● **DATA FOR ANALYSIS**
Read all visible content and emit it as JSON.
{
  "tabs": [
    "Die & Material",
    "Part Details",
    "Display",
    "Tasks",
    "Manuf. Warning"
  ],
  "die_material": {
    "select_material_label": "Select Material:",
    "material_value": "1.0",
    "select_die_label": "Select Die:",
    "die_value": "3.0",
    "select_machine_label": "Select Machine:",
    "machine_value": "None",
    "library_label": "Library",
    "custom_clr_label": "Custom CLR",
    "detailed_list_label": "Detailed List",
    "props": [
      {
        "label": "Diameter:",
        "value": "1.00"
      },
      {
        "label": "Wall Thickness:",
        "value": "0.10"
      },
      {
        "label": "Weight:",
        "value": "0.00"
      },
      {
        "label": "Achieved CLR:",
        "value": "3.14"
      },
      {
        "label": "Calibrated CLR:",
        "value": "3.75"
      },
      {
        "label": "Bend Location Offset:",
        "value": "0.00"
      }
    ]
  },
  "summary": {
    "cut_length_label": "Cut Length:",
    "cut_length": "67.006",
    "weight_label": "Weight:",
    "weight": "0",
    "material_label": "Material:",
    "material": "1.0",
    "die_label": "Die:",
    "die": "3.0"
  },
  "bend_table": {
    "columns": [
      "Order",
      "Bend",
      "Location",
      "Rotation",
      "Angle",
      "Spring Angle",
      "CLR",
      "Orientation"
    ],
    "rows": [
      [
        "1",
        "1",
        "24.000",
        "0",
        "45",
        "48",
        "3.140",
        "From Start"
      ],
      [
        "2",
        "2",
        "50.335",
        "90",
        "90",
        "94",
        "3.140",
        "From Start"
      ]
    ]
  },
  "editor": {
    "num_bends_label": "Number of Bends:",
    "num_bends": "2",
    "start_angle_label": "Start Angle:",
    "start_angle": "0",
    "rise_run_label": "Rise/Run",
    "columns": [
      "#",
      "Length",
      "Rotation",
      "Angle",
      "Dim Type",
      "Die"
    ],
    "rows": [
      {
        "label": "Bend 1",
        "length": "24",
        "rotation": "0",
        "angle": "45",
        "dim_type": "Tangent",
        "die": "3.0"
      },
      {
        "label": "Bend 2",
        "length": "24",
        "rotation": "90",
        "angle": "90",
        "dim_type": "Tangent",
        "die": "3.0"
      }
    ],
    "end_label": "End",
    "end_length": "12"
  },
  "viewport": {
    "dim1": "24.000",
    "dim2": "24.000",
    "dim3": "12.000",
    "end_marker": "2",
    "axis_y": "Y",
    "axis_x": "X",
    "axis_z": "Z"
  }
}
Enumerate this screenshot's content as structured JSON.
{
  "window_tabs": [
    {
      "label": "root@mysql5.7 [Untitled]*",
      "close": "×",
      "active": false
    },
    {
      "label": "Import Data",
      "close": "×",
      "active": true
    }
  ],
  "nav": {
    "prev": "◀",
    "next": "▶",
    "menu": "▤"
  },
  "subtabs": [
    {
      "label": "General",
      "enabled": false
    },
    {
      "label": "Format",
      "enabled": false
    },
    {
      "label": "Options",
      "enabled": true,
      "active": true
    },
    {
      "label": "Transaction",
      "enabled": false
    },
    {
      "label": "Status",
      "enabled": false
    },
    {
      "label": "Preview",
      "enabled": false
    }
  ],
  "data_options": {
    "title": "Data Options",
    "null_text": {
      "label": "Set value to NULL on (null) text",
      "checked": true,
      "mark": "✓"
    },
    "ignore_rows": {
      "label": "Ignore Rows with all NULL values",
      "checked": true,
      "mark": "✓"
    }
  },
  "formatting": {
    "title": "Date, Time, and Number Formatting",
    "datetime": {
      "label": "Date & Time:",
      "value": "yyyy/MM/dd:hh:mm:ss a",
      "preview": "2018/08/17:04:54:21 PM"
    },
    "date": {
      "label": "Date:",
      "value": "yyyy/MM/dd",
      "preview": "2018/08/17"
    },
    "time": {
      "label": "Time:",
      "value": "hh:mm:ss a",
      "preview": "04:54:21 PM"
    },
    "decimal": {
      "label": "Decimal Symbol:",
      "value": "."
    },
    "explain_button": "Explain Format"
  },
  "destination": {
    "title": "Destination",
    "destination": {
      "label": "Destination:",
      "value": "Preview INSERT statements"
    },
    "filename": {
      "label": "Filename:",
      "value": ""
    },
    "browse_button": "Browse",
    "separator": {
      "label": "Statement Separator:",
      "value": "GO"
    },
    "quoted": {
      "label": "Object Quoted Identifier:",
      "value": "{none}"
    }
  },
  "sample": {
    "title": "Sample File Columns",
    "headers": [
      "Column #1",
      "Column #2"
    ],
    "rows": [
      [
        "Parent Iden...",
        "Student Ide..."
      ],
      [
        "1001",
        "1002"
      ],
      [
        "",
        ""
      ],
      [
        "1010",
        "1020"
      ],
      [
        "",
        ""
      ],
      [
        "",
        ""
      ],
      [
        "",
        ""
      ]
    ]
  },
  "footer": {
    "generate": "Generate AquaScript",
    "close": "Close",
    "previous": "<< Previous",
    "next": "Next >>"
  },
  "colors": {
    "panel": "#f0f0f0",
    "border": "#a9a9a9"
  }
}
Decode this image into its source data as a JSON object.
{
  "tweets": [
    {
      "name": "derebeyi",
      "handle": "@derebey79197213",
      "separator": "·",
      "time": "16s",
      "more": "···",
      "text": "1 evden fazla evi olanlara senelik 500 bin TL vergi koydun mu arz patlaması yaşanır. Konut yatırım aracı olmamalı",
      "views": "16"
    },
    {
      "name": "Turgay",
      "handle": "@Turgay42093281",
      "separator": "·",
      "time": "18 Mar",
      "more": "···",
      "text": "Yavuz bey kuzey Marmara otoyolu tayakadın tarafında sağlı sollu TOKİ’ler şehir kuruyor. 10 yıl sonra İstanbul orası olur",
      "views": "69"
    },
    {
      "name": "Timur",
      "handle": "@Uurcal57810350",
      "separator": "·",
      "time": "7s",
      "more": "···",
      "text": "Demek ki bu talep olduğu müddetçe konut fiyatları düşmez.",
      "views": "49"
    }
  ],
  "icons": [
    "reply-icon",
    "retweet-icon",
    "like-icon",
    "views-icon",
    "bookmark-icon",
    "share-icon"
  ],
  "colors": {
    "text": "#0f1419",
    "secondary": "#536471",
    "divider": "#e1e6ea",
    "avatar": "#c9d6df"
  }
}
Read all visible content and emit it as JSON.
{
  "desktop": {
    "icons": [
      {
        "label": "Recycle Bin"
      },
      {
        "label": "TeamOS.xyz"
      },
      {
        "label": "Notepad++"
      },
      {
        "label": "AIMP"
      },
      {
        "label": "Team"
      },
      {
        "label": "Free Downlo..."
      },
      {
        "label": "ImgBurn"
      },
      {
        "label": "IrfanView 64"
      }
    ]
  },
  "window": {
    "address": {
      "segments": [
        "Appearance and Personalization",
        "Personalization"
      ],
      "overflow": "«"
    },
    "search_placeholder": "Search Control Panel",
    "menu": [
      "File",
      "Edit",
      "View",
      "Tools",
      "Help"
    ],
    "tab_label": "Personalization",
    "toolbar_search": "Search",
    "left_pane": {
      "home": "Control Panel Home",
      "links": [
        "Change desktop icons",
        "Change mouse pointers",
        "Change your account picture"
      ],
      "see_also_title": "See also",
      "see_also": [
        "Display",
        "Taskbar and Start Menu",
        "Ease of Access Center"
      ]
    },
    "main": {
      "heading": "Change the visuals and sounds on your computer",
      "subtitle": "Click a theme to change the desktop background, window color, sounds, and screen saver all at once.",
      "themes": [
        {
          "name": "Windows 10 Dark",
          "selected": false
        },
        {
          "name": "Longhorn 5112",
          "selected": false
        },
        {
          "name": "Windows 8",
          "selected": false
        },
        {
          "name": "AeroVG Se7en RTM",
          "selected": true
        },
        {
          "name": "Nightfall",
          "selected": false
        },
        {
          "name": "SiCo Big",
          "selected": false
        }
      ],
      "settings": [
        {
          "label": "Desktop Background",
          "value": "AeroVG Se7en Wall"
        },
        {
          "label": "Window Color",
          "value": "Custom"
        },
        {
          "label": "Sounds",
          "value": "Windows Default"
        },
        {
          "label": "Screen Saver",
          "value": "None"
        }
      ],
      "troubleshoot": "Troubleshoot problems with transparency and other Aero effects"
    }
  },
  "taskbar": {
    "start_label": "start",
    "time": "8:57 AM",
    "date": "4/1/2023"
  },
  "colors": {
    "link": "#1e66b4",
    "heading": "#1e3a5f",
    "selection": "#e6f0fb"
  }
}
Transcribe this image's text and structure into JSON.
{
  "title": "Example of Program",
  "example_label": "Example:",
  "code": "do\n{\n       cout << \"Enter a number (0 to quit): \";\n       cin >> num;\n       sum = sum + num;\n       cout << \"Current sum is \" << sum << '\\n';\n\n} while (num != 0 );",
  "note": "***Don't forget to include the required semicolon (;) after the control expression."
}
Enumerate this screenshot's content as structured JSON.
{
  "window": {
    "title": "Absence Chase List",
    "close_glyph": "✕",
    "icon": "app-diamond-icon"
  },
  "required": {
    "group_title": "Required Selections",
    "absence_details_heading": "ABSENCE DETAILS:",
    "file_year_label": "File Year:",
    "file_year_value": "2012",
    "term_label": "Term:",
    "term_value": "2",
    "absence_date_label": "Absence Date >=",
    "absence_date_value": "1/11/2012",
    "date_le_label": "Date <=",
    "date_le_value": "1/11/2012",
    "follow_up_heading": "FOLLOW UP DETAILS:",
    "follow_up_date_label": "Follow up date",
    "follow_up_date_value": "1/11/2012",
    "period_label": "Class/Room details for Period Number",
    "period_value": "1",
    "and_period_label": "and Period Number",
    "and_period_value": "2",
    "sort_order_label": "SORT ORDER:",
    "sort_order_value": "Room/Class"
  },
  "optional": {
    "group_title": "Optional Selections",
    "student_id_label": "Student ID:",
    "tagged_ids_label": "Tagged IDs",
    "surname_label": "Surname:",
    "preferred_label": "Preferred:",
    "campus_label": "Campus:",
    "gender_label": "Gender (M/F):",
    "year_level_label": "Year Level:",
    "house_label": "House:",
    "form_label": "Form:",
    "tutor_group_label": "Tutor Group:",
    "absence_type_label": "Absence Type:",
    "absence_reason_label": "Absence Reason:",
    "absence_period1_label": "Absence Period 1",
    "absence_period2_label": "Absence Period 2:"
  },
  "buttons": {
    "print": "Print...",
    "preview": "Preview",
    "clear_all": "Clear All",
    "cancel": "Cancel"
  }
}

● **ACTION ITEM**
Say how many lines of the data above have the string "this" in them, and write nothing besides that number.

● **SOLVED EXERCISE**
4